Scientific research brings answers, but at the same time it tends to bring up even more questions
The role of science
Ghazoul will also specifically look at the role of scientific research in restoration practice. “Scientific research brings answers, but at the same time it tends to bring up even more questions. So while it may sound contradictory, the more science you introduce, the more confusing and difficult things get. I’m curious to see how that affects the outcome, and if we can find a way to minimise that confusion.”
Jaboury Ghazoul (1967) graduated in Marine and Environmental Biology at the University of St Andrews, Scotland. He took his PhD in Evolutionary Ecology at the same university. After a year of working in Vietnam as scientific coordinator for Environmental Exploration, and a three year postdoc with CIFOR and the Natural History Museum in London, he got a position as lecturer and later senior lecturer at the Imperial College London. In 2005 he was appointed Professor of Ecosystem Management at the ETH Zürich. He was Editor-in-Chief of the journal Biotropica from 2006 to 2013, and President of the Association of Tropical Biology and Conservation in 2015.
Prince Bernhard Chair
The Prince Bernhard Chair for International Nature Conservation is a special chair embedded within the Ecology & Biodiversity research group of Utrecht University. It was founded in 1987 at the occasion of the 75th anniversary of His Royal Highness Prince Bernhard (1911-2004) in honour of his crucial role in international nature conservation. Prince Bernhard was founder and first president of WWF (World Wildlife Fund) and initiated the Peace Park Foundation. In the Netherlands, the Prince was President of the Dutch WWF for over 30 years. Until his death in 2004, Prince Bernhard was closely involved with the activities of his Chair at Utrecht University.
Linking conservation science and practice
The Chair has since its establishment strongly contributed to linking conservation science and practice. It has done so by (1) training Dutch and international students (BSc, MSc and PhD) in international aspects of nature conservation, (2) driving science-based international conservation efforts, and (3) raising awareness of pressing conservation issues. Prince Bernhard Chair holders are internationally renowned researchers working at the interface of science and conservation. Former chair holders are Norman Meyers (1987-1992), Jeffrey Sayer (1994-2003), Jack Putz (2004-2009) and Bill Laurance (2010-2014). Chair holders serve for a term of five years (0,2 fte) during which they visit Utrecht University for at least one month per year, often distributed over several visits.
Contact and press requests

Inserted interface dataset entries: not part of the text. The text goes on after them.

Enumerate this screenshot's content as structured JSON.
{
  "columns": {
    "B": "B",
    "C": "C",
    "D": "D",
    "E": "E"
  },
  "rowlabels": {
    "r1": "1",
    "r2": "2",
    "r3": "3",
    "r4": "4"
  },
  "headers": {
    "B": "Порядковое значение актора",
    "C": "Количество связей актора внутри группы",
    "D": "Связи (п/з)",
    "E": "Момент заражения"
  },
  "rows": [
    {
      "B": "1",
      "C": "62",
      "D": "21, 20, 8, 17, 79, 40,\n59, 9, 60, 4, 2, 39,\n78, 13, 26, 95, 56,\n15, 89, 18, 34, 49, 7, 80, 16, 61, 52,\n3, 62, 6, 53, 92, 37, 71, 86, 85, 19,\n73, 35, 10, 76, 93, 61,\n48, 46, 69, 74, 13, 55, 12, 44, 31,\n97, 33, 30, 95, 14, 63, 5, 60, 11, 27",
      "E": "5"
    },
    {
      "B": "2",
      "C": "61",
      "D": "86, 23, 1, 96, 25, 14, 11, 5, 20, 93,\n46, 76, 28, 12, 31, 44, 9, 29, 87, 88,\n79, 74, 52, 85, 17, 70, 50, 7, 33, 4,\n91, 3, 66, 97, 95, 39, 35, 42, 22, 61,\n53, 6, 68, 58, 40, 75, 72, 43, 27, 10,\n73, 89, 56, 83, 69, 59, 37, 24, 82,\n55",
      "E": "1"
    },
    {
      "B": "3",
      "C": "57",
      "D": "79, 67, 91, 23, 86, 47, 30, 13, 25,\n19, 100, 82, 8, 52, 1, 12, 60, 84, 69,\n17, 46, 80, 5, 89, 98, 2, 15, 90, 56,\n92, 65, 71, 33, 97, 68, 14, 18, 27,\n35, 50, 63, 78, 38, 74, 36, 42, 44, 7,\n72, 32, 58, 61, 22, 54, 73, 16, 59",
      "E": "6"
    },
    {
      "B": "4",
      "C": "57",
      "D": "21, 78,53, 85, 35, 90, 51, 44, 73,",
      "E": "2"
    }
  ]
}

Because of Prince Constantijn's presence, the seminar is open to press only after accreditation. You can submit a press application by e-mail to Maarten Post, stating your name, medium and function, before Thursday, 8 June, 12:00 noon. In case of great interest, there may be a limited number of admissions. You will receive a notification of your accreditation by Friday, 9 June.